A federal judge recently refused to assign a performance right to a download, despite efforts by publishing groups to pursue the extra royalty.
The widened categorization was being aggressively pushed by ASCAP, a massive performance royalty collections society. A number of internet-based media companies protested the proposal, characterizing the extra demand an ill-conceived “double dip” alongside existing per-download payments. “ASCAP’s assertion … that digital distributions of music and video are also public performances confounds legal, business and technological reality,” said Jonathan Potter, executive director of the Digital Media Association (DiMA), a group that represents companies like RealNetworks, AOL, and Yahoo. Those online media groups are strongly interested in preserving lower royalties on downloaded content, especially given the potential importance of the transmission medium across music, film, and television in the future.

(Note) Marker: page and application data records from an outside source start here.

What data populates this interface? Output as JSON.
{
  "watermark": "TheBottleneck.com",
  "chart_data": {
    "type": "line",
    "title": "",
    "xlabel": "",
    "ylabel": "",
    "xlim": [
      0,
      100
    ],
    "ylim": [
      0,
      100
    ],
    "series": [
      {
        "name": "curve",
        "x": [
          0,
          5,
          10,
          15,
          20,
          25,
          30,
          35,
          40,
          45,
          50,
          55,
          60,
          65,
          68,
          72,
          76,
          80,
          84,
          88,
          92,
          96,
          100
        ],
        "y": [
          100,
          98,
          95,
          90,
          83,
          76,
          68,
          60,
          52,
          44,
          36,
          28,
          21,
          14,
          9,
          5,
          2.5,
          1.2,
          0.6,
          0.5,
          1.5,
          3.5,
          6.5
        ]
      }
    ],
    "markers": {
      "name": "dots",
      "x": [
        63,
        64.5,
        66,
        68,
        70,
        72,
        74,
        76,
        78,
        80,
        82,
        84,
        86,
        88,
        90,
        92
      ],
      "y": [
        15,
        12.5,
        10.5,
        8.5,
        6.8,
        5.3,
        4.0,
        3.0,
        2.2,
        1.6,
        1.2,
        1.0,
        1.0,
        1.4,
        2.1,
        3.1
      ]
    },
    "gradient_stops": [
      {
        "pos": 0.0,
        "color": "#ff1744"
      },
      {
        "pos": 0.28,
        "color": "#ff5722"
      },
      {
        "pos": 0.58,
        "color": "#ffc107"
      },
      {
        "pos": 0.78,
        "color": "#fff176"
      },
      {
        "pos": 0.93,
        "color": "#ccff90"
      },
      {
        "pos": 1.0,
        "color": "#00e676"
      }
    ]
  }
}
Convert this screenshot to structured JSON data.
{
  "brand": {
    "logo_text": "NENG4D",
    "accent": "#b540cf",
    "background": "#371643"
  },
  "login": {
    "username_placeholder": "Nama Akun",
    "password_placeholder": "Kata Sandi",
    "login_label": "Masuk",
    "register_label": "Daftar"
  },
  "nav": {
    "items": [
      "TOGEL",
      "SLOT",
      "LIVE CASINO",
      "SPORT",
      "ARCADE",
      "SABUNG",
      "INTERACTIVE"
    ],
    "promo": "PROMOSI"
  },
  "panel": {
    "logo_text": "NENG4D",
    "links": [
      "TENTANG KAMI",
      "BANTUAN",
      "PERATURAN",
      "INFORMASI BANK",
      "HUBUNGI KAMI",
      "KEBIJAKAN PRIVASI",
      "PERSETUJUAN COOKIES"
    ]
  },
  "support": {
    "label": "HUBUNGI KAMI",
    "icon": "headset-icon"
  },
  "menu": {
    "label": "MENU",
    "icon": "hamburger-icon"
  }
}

The ASCAP initiative also faced opposition from US Register of Copyrights Marybeth Peters, who characterized the demand as inconsistent with “common sense and sound policy counsel.” In the decision, the court similarly found it difficult to apply a performance right to the discrete download of a media file. “Although we acknowledge that the term ‘perform’ should be broadly construed … we can conceive of no construction that extends it to the copying of a digital file from one computer to another,” the court opined. The decision comes years after the advent of the paid download, part of a dragged-out, contentious climate between a number of stakeholders in the digital media arena. That acrimonious tone was glaringly apparent during debates Tuesday at the annual Digital Summit in Nashville, TN, a conference that featured heavy verbal sparring between members of the recording, publishing, streaming radio, consumer electronics, and entertainment ecommerce sectors.